Count the lines below that contain the word "Practice", and give only that number.

====== GIVEN ENTRIES ======

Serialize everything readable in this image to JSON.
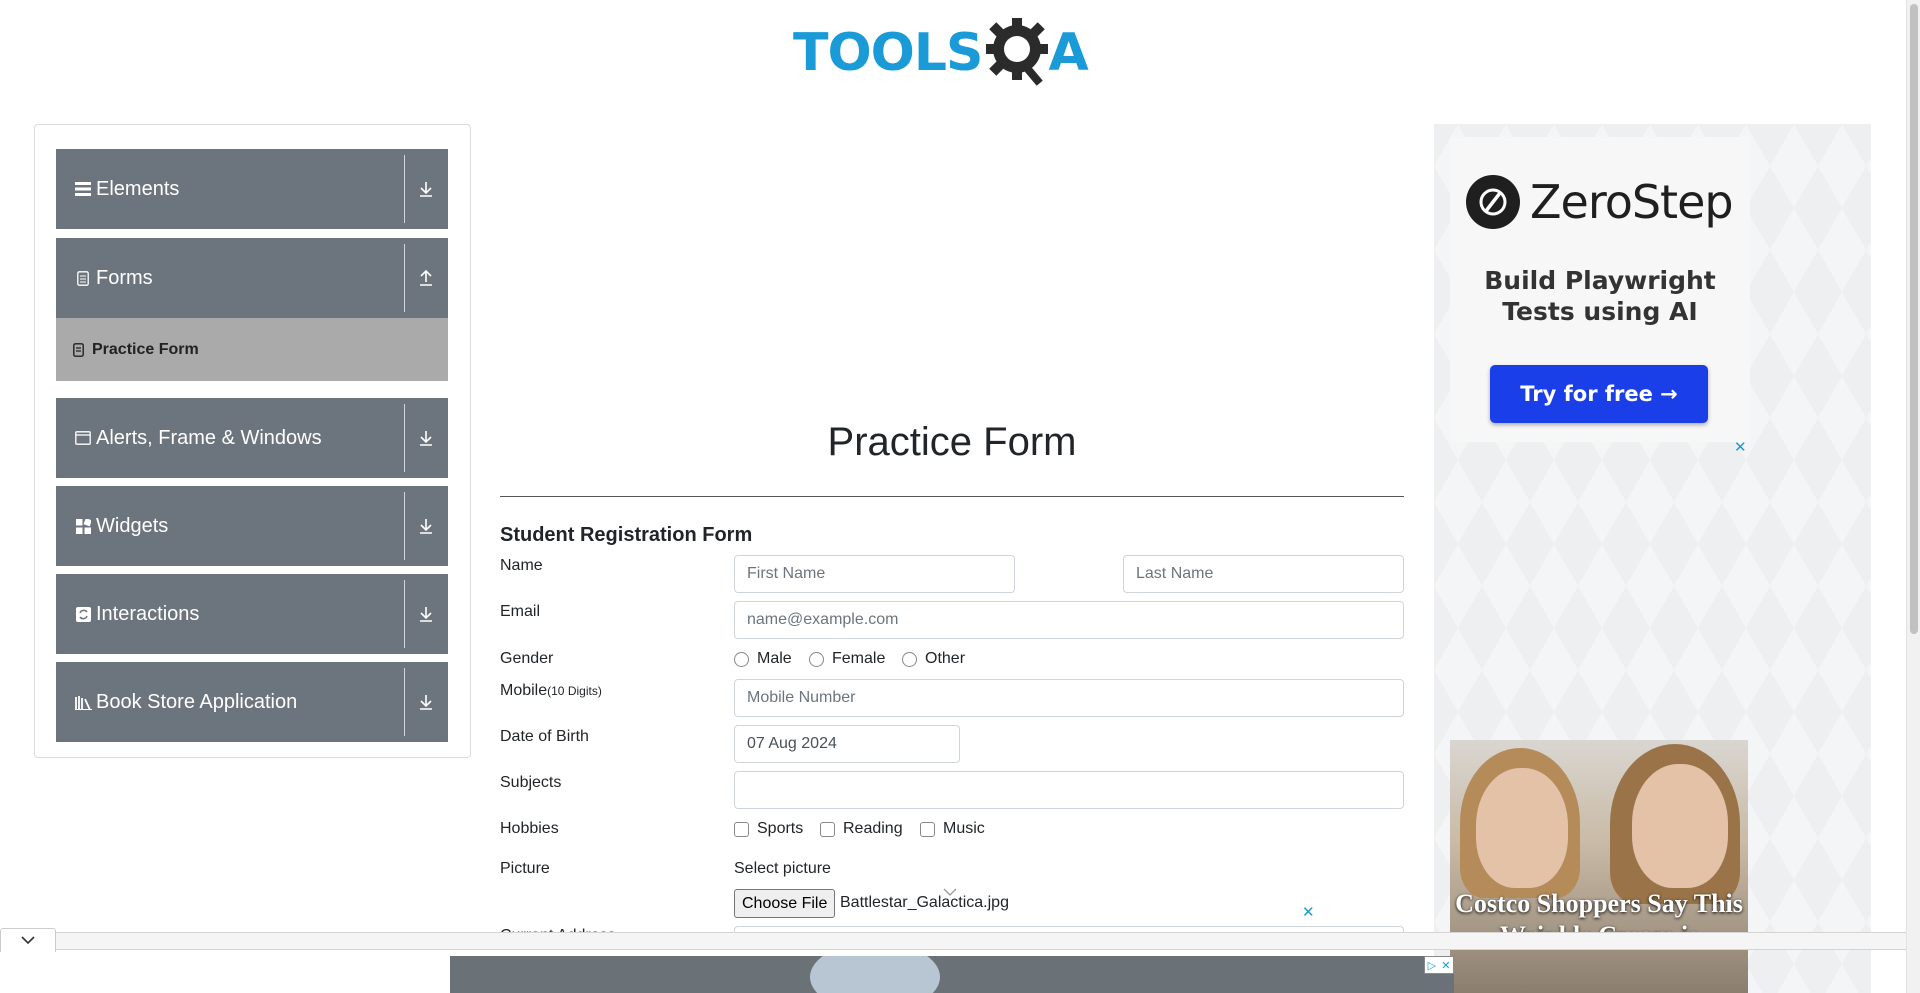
{
  "header": {
    "logo_text_a": "TOOLS",
    "logo_text_b": "QA"
  },
  "sidebar": {
    "groups": [
      {
        "label": "Elements",
        "icon": "hamburger-icon",
        "arrow": "download-icon"
      },
      {
        "label": "Forms",
        "icon": "document-icon",
        "arrow": "upload-icon"
      },
      {
        "label": "Alerts, Frame & Windows",
        "icon": "window-icon",
        "arrow": "download-icon"
      },
      {
        "label": "Widgets",
        "icon": "widgets-icon",
        "arrow": "download-icon"
      },
      {
        "label": "Interactions",
        "icon": "interactions-icon",
        "arrow": "download-icon"
      },
      {
        "label": "Book Store Application",
        "icon": "library-icon",
        "arrow": "download-icon"
      }
    ],
    "active_subitem": {
      "label": "Practice Form",
      "icon": "form-icon"
    },
    "group_color": "#6c757d",
    "subitem_color": "#aaaaaa"
  },
  "main": {
    "title": "Practice Form",
    "form_title": "Student Registration Form",
    "name_label": "Name",
    "first_name_placeholder": "First Name",
    "last_name_placeholder": "Last Name",
    "email_label": "Email",
    "email_placeholder": "name@example.com",
    "gender_label": "Gender",
    "gender_options": [
      "Male",
      "Female",
      "Other"
    ],
    "mobile_label": "Mobile",
    "mobile_hint": "(10 Digits)",
    "mobile_placeholder": "Mobile Number",
    "dob_label": "Date of Birth",
    "dob_value": "07 Aug 2024",
    "subjects_label": "Subjects",
    "hobbies_label": "Hobbies",
    "hobby_options": [
      "Sports",
      "Reading",
      "Music"
    ],
    "picture_label": "Picture",
    "select_picture_label": "Select picture",
    "choose_file_label": "Choose File",
    "file_name": "Battlestar_Galactica.jpg",
    "current_address_label": "Current Address"
  },
  "ads": {
    "zerostep": {
      "name": "ZeroStep",
      "tagline_line1": "Build Playwright",
      "tagline_line2": "Tests using AI",
      "cta": "Try for free →",
      "cta_color": "#1a3fe8"
    },
    "costco": {
      "headline_line1": "Costco Shoppers Say This",
      "headline_line2": "Wrinkle Cream is"
    },
    "close_symbol": "✕",
    "badge_symbols": [
      "▷",
      "✕"
    ]
  }
}
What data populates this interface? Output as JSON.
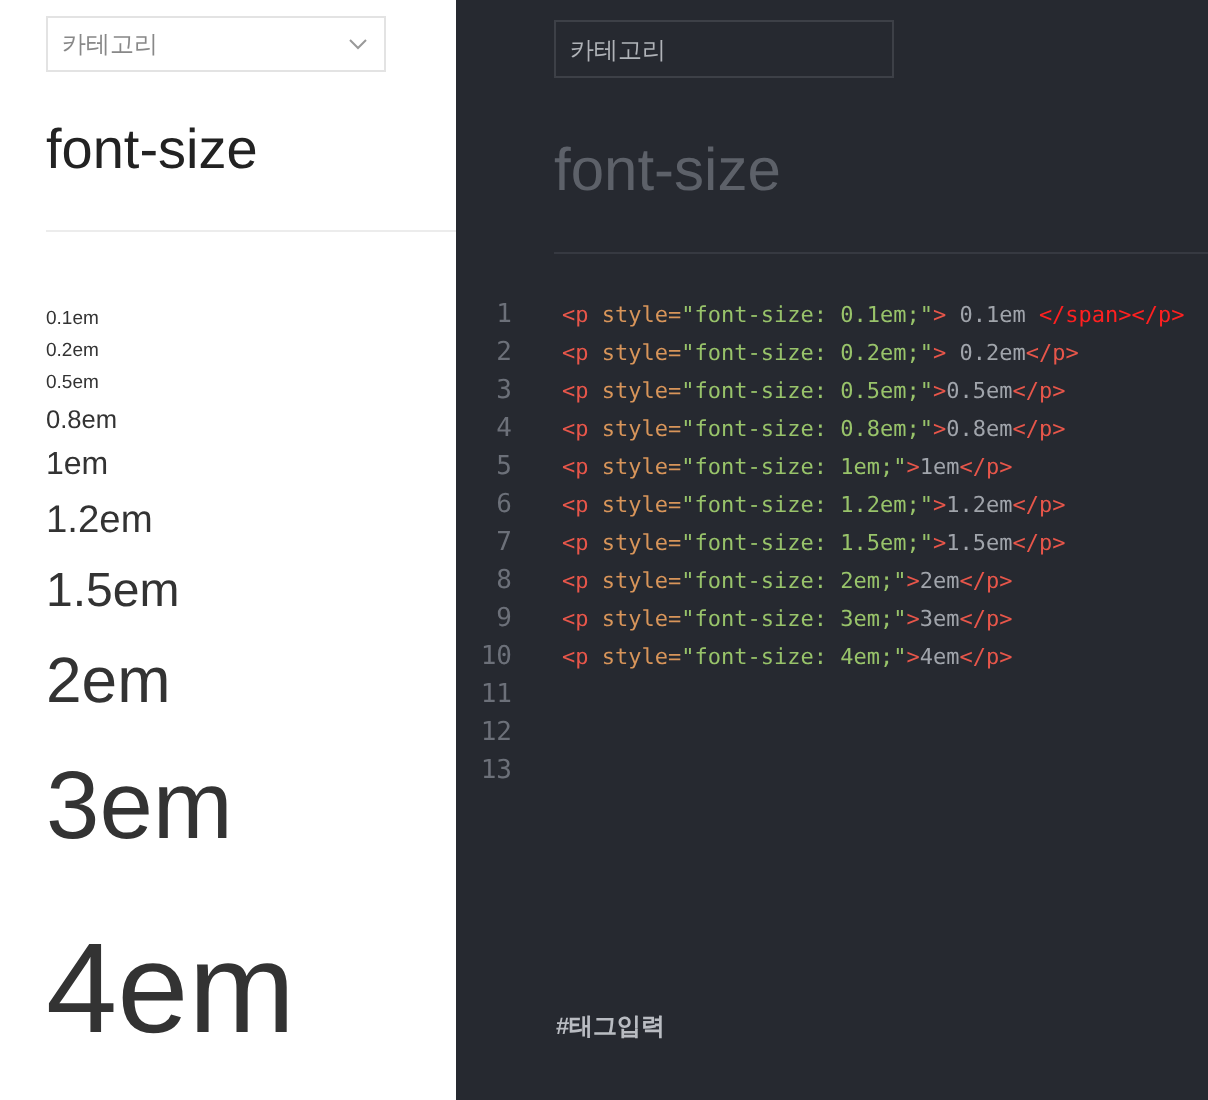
{
  "preview_pane": {
    "category_select": {
      "placeholder": "카테고리"
    },
    "title": "font-size",
    "samples": [
      "0.1em",
      "0.2em",
      "0.5em",
      "0.8em",
      "1em",
      "1.2em",
      "1.5em",
      "2em",
      "3em",
      "4em"
    ]
  },
  "editor_pane": {
    "category_field": {
      "placeholder": "카테고리"
    },
    "title": "font-size",
    "code_lines": [
      {
        "number": "1",
        "tokens": [
          {
            "kind": "tag",
            "text": "<p"
          },
          {
            "kind": "attr",
            "text": " style="
          },
          {
            "kind": "string",
            "text": "\"font-size: 0.1em;\""
          },
          {
            "kind": "tag",
            "text": ">"
          },
          {
            "kind": "text",
            "text": " 0.1em "
          },
          {
            "kind": "error",
            "text": "</span></p>"
          }
        ]
      },
      {
        "number": "2",
        "tokens": [
          {
            "kind": "tag",
            "text": "<p"
          },
          {
            "kind": "attr",
            "text": " style="
          },
          {
            "kind": "string",
            "text": "\"font-size: 0.2em;\""
          },
          {
            "kind": "tag",
            "text": ">"
          },
          {
            "kind": "text",
            "text": " 0.2em"
          },
          {
            "kind": "tag",
            "text": "</p>"
          }
        ]
      },
      {
        "number": "3",
        "tokens": [
          {
            "kind": "tag",
            "text": "<p"
          },
          {
            "kind": "attr",
            "text": " style="
          },
          {
            "kind": "string",
            "text": "\"font-size: 0.5em;\""
          },
          {
            "kind": "tag",
            "text": ">"
          },
          {
            "kind": "text",
            "text": "0.5em"
          },
          {
            "kind": "tag",
            "text": "</p>"
          }
        ]
      },
      {
        "number": "4",
        "tokens": [
          {
            "kind": "tag",
            "text": "<p"
          },
          {
            "kind": "attr",
            "text": " style="
          },
          {
            "kind": "string",
            "text": "\"font-size: 0.8em;\""
          },
          {
            "kind": "tag",
            "text": ">"
          },
          {
            "kind": "text",
            "text": "0.8em"
          },
          {
            "kind": "tag",
            "text": "</p>"
          }
        ]
      },
      {
        "number": "5",
        "tokens": [
          {
            "kind": "tag",
            "text": "<p"
          },
          {
            "kind": "attr",
            "text": " style="
          },
          {
            "kind": "string",
            "text": "\"font-size: 1em;\""
          },
          {
            "kind": "tag",
            "text": ">"
          },
          {
            "kind": "text",
            "text": "1em"
          },
          {
            "kind": "tag",
            "text": "</p>"
          }
        ]
      },
      {
        "number": "6",
        "tokens": [
          {
            "kind": "tag",
            "text": "<p"
          },
          {
            "kind": "attr",
            "text": " style="
          },
          {
            "kind": "string",
            "text": "\"font-size: 1.2em;\""
          },
          {
            "kind": "tag",
            "text": ">"
          },
          {
            "kind": "text",
            "text": "1.2em"
          },
          {
            "kind": "tag",
            "text": "</p>"
          }
        ]
      },
      {
        "number": "7",
        "tokens": [
          {
            "kind": "tag",
            "text": "<p"
          },
          {
            "kind": "attr",
            "text": " style="
          },
          {
            "kind": "string",
            "text": "\"font-size: 1.5em;\""
          },
          {
            "kind": "tag",
            "text": ">"
          },
          {
            "kind": "text",
            "text": "1.5em"
          },
          {
            "kind": "tag",
            "text": "</p>"
          }
        ]
      },
      {
        "number": "8",
        "tokens": [
          {
            "kind": "tag",
            "text": "<p"
          },
          {
            "kind": "attr",
            "text": " style="
          },
          {
            "kind": "string",
            "text": "\"font-size: 2em;\""
          },
          {
            "kind": "tag",
            "text": ">"
          },
          {
            "kind": "text",
            "text": "2em"
          },
          {
            "kind": "tag",
            "text": "</p>"
          }
        ]
      },
      {
        "number": "9",
        "tokens": [
          {
            "kind": "tag",
            "text": "<p"
          },
          {
            "kind": "attr",
            "text": " style="
          },
          {
            "kind": "string",
            "text": "\"font-size: 3em;\""
          },
          {
            "kind": "tag",
            "text": ">"
          },
          {
            "kind": "text",
            "text": "3em"
          },
          {
            "kind": "tag",
            "text": "</p>"
          }
        ]
      },
      {
        "number": "10",
        "tokens": [
          {
            "kind": "tag",
            "text": "<p"
          },
          {
            "kind": "attr",
            "text": " style="
          },
          {
            "kind": "string",
            "text": "\"font-size: 4em;\""
          },
          {
            "kind": "tag",
            "text": ">"
          },
          {
            "kind": "text",
            "text": "4em"
          },
          {
            "kind": "tag",
            "text": "</p>"
          }
        ]
      },
      {
        "number": "11"
      },
      {
        "number": "12"
      },
      {
        "number": "13"
      }
    ],
    "tag_field": {
      "placeholder": "#태그입력"
    }
  }
}
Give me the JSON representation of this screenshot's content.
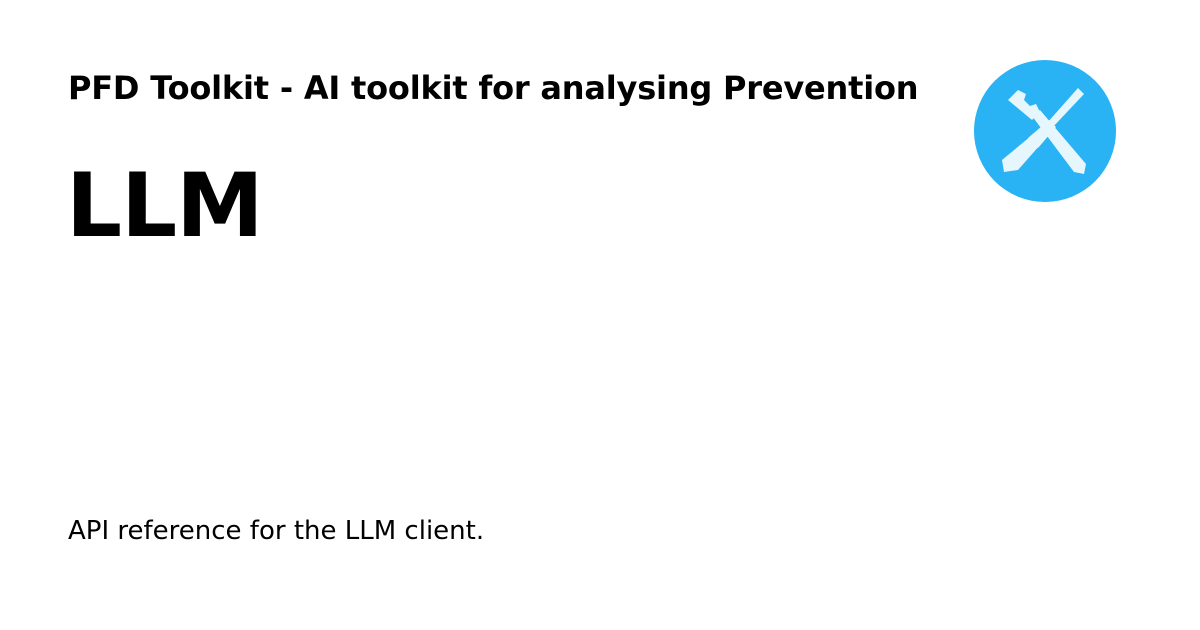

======

### THE COMPLETED TASK
2